%%

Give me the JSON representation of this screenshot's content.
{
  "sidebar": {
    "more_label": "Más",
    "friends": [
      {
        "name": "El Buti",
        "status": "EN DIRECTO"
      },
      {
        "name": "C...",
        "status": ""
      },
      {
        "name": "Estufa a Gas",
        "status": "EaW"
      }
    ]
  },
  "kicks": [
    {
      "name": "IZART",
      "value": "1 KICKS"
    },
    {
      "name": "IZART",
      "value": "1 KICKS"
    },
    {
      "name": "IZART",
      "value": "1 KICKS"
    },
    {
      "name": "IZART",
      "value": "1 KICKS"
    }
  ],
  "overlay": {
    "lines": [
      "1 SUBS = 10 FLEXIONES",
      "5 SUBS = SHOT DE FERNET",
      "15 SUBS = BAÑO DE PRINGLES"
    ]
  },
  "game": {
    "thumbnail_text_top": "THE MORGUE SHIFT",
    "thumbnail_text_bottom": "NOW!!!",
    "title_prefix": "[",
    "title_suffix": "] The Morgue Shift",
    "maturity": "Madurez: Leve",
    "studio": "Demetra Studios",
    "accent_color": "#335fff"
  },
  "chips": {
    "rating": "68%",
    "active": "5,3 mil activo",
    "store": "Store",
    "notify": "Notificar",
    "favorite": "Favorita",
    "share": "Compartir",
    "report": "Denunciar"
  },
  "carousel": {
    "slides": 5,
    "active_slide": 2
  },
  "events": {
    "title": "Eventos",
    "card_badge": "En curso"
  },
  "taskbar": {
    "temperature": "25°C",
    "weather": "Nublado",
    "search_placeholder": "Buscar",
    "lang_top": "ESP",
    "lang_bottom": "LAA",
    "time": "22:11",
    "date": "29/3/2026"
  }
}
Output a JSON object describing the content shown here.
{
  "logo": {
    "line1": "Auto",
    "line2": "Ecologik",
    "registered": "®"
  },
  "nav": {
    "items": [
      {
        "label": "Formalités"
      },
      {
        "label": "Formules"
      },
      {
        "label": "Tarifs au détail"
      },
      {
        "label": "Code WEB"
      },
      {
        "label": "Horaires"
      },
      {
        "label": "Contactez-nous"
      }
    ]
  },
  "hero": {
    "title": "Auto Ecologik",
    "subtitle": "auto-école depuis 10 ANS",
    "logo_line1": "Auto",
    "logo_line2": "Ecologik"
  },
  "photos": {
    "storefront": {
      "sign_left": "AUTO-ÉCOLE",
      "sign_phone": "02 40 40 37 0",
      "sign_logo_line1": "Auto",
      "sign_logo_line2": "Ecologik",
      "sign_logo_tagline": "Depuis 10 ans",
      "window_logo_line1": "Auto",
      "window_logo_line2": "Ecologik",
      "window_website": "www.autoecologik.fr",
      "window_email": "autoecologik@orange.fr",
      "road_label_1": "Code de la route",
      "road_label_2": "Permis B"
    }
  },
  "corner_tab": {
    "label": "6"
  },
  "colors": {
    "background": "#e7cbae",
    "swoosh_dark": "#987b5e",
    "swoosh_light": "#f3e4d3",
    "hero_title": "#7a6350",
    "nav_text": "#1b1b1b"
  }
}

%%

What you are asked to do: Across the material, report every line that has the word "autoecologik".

Output below:
      "window_website": "www.autoecologik.fr",
      "window_email": "autoecologik@orange.fr",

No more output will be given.